June 16, 1918—Debs made his famous anti-war speech in Canton, Ohio, protesting World War I which was raging in Europe. For this speech he was arrested and convicted in federal court in Cleveland, Ohio under the war-time espionage law. He was his own attorney and his appeal to the jury and his statement to the court before sentencing, are regarded as two of the great classic statements ever made in a court of law. He was sentenced to serve 10 years in prison and disenfranchised for life, losing his citizenship.
April 12, 1919—Debs began serving his sentence in Moundsville, W. Va. State prison and was transferred to Atlanta, Ga. Federal prison two months later. His humility and friendliness and his assistance to all won him the respect and admiration of the most hardened convicts.
1920—For the fifth and last time, while a prisoner at Atlanta, he was nominated to run for president on the Socialist party ticket. Conducting his campaign from inside the prison, he was given nearly a million votes but was defeated by the Republican, Warren G. Harding. On Christmas Day, 1921 President Harding released Debs from prison, commuting his sentence to time served.
Dec. 28, 1921—Debs arrived home in Terre Haute from prison and was given a tremendous welcome by thousand of Terre Hauteans. Debs spent his remaining days trying to recover his health which was severely undermined by prison confinement. He made several speeches, wrote many articles and finally in 1926 went to Lindlahr sanitarium just outside of Chicago.

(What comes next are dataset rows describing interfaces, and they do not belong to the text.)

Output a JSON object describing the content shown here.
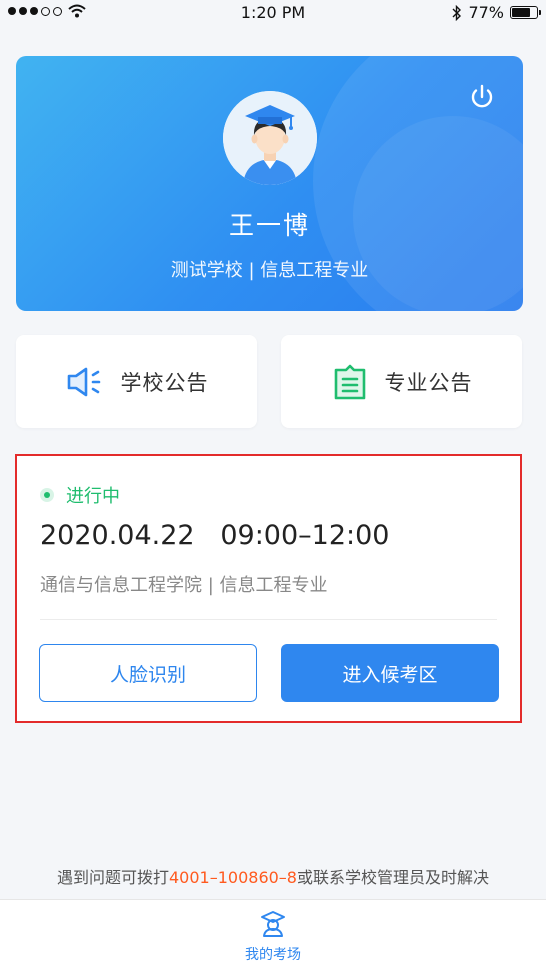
{
  "status_bar": {
    "time": "1:20 PM",
    "battery": "77%",
    "battery_level": 0.77,
    "signal_bars_filled": 3,
    "signal_bars_total": 5
  },
  "profile": {
    "name": "王一博",
    "school_major": "测试学校 | 信息工程专业",
    "power_icon": "power-icon",
    "avatar_icon": "graduate-avatar"
  },
  "notices": [
    {
      "label": "学校公告",
      "icon": "speaker-icon"
    },
    {
      "label": "专业公告",
      "icon": "document-icon"
    }
  ],
  "exam": {
    "status": "进行中",
    "datetime": "2020.04.22   09:00–12:00",
    "department": "通信与信息工程学院 | 信息工程专业",
    "face_button": "人脸识别",
    "enter_button": "进入候考区"
  },
  "help": {
    "prefix": "遇到问题可拨打",
    "phone": "4001–100860–8",
    "suffix": "或联系学校管理员及时解决"
  },
  "tabbar": {
    "items": [
      {
        "label": "我的考场",
        "icon": "exam-room-icon"
      }
    ]
  },
  "colors": {
    "primary": "#2f87ef",
    "status_green": "#1fbd6e",
    "highlight_red": "#e32b2b",
    "phone_orange": "#ff5a1f"
  }
}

Oct. 20, 1926—Eugene V. Debs died in Lindlahr sanitarium. His body was brought back to Terre Haute where it lay in state in the Terre Haute Central Labor Temple. Great men and women from the world came over to Terre Haute for his funeral which was conducted by Norman Thomas from the front porch of the Debs home. ThIrty-eight years later, Thomas returned to Terre Haute to dedicate the Debs home as a memorial to the great humanitarian. Debs was cremated and his ashes were interred in Highland Lawn cemetery, Terre Haute, with only a simple marker. Ten years later his beloved wife, Kate, was buried beside him. Over the years, hundreds have journeyed to his grave to pay tribute to this great man whose many reforms have now become a part of the American way of life. There is hardly any American alive today, rich or poor, whose life has not been touched in some beneficent way by the influence of Eugene Victor Debs.
“Too long have the workers of the world waited for some Moses to lead them out of bondage. I would not lead you out if I could; for if you could be led out, you could be led back again. I would have you make up your minds there is nothing that you cannot do for yourselves.”

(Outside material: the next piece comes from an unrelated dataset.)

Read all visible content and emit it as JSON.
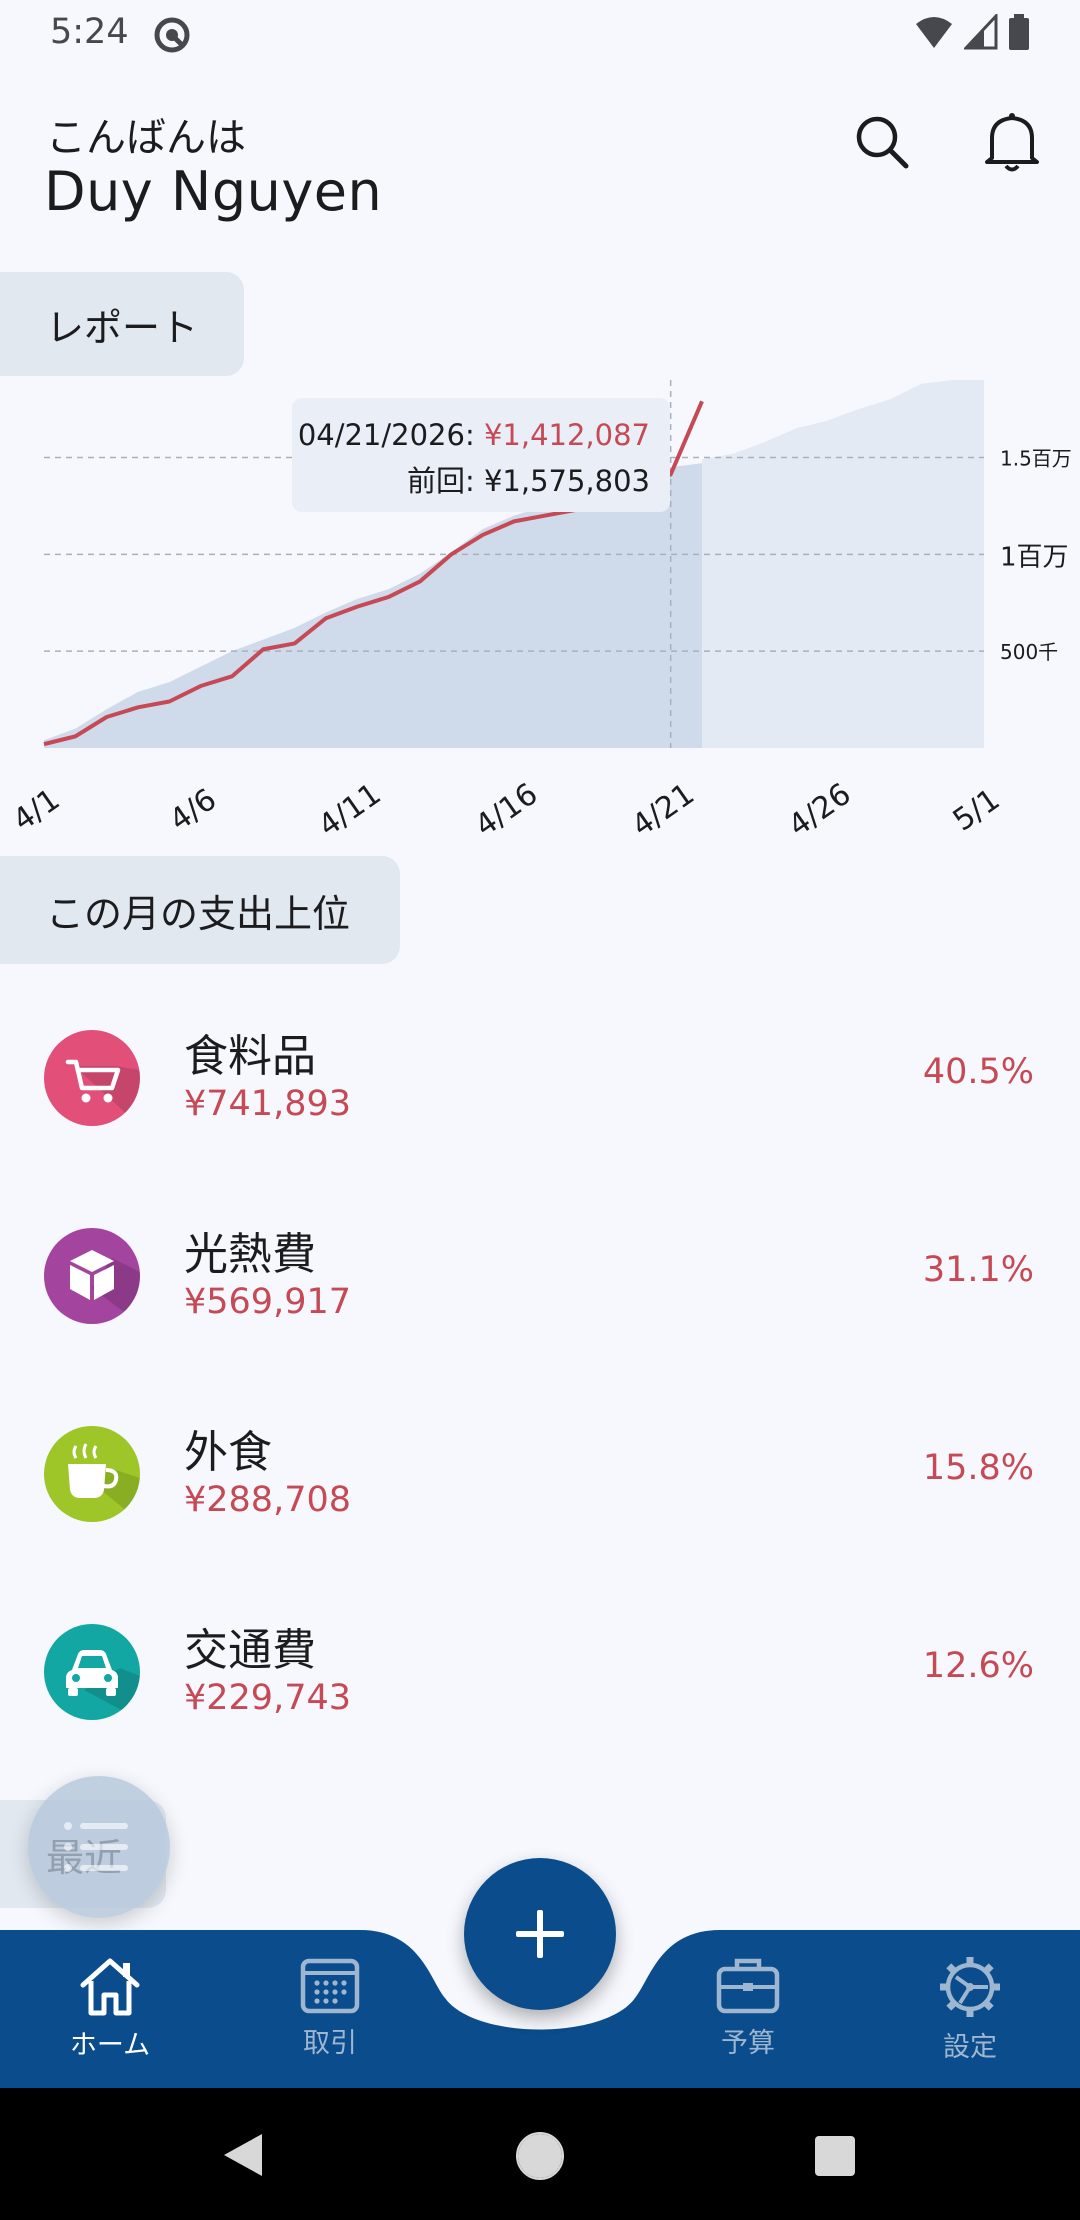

From an address on Industrial Unionism delivered at Grand Central Palace. New York City, Dec. 18,1905.
Ray Ginger, The Bending Cross. Rutgers University Press, 1949.
Reprinted by The Thomas Jefferson University Press at Northeast
Missouri State University, 1992. By far the most descriptive and
detailed of the accounts of Debs’ life, the reprint edition was brought
out by the Debs Foundation. It includes numerous photographs of Debs’
life and an introduction by J. Robert Constantine.
William H. Carwardine, The Pullman Strike. Charles H. Kerr Publishing Company,
1894 and 1973.
Nick Salvatore, Eugene V. Debs: Citizen and Socialist. University of
Illinois Press, 1983.
Theodore Debs, Sidelights in the Life of Debs.
Key Profiles, Bios & Links Blog